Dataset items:
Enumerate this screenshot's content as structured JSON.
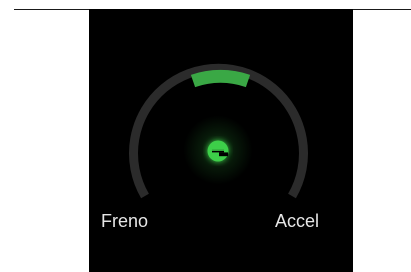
{
  "gauge": {
    "brake_label": "Freno",
    "accel_label": "Accel",
    "mode_icon": "eco-e-icon",
    "level_fraction": 0.5,
    "colors": {
      "track": "#2b2b2b",
      "indicator": "#3aa845",
      "icon": "#3ecf4a",
      "label": "#e6e6e6",
      "background": "#000000"
    }
  }
}
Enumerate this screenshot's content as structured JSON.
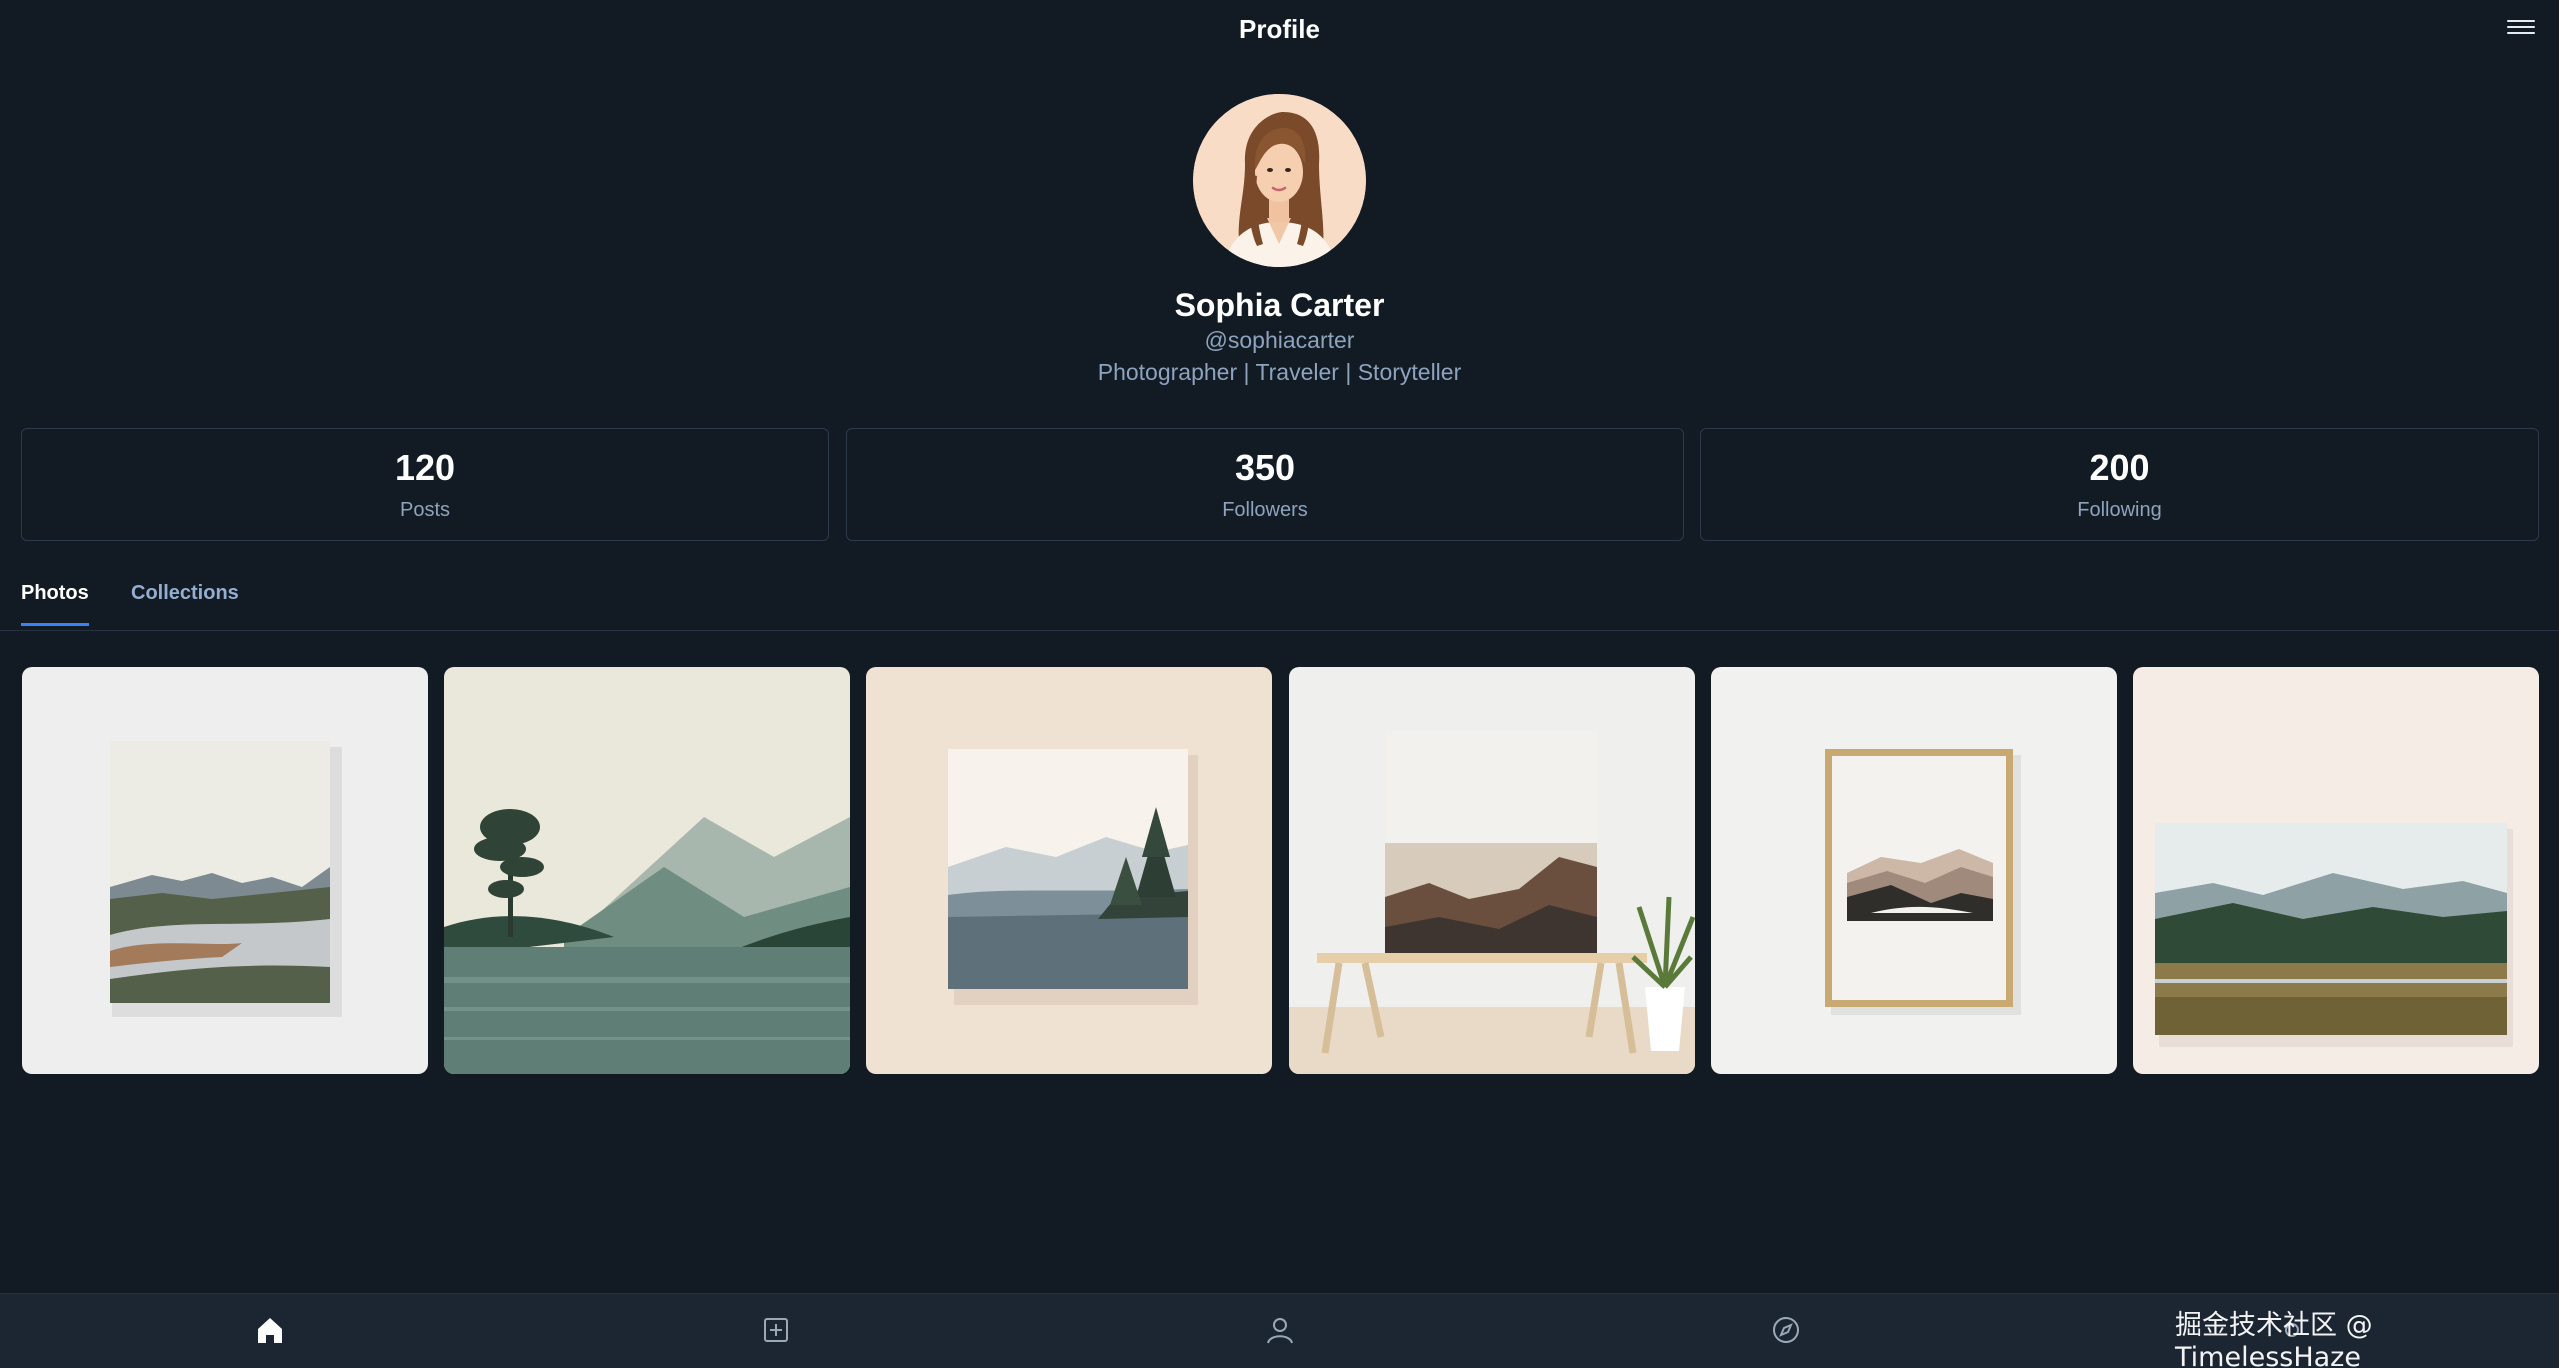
{
  "header": {
    "title": "Profile"
  },
  "profile": {
    "name": "Sophia Carter",
    "handle": "@sophiacarter",
    "bio": "Photographer | Traveler | Storyteller"
  },
  "stats": [
    {
      "value": "120",
      "label": "Posts"
    },
    {
      "value": "350",
      "label": "Followers"
    },
    {
      "value": "200",
      "label": "Following"
    }
  ],
  "tabs": [
    {
      "label": "Photos",
      "active": true
    },
    {
      "label": "Collections",
      "active": false
    }
  ],
  "photos": [
    {
      "name": "framed-river-print"
    },
    {
      "name": "lake-tree-landscape"
    },
    {
      "name": "misty-lake-pine-print"
    },
    {
      "name": "mountain-print-on-bench"
    },
    {
      "name": "abstract-hills-framed"
    },
    {
      "name": "valley-field-print"
    }
  ],
  "bottom_nav": [
    {
      "icon": "home-icon",
      "active": true
    },
    {
      "icon": "add-post-icon",
      "active": false
    },
    {
      "icon": "profile-icon",
      "active": false
    },
    {
      "icon": "explore-icon",
      "active": false
    },
    {
      "icon": "settings-icon",
      "active": false
    }
  ],
  "watermark": "掘金技术社区 @ TimelessHaze",
  "colors": {
    "background": "#121a24",
    "accent": "#3b82f6",
    "muted_text": "#8ea3bd"
  }
}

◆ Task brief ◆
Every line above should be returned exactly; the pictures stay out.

◆ Reply to the task ◆
Enumerate this screenshot's content as structured JSON.
{
  "gauge": {
    "brake_label": "Freno",
    "accel_label": "Accel",
    "mode_icon": "eco-e-icon",
    "level_fraction": 0.5,
    "colors": {
      "track": "#2b2b2b",
      "indicator": "#3aa845",
      "icon": "#3ecf4a",
      "label": "#e6e6e6",
      "background": "#000000"
    }
  }
}
Enumerate this screenshot's content as structured JSON.
{
  "header": {
    "title": "Profile"
  },
  "profile": {
    "name": "Sophia Carter",
    "handle": "@sophiacarter",
    "bio": "Photographer | Traveler | Storyteller"
  },
  "stats": [
    {
      "value": "120",
      "label": "Posts"
    },
    {
      "value": "350",
      "label": "Followers"
    },
    {
      "value": "200",
      "label": "Following"
    }
  ],
  "tabs": [
    {
      "label": "Photos",
      "active": true
    },
    {
      "label": "Collections",
      "active": false
    }
  ],
  "photos": [
    {
      "name": "framed-river-print"
    },
    {
      "name": "lake-tree-landscape"
    },
    {
      "name": "misty-lake-pine-print"
    },
    {
      "name": "mountain-print-on-bench"
    },
    {
      "name": "abstract-hills-framed"
    },
    {
      "name": "valley-field-print"
    }
  ],
  "bottom_nav": [
    {
      "icon": "home-icon",
      "active": true
    },
    {
      "icon": "add-post-icon",
      "active": false
    },
    {
      "icon": "profile-icon",
      "active": false
    },
    {
      "icon": "explore-icon",
      "active": false
    },
    {
      "icon": "settings-icon",
      "active": false
    }
  ],
  "watermark": "掘金技术社区 @ TimelessHaze",
  "colors": {
    "background": "#121a24",
    "accent": "#3b82f6",
    "muted_text": "#8ea3bd"
  }
}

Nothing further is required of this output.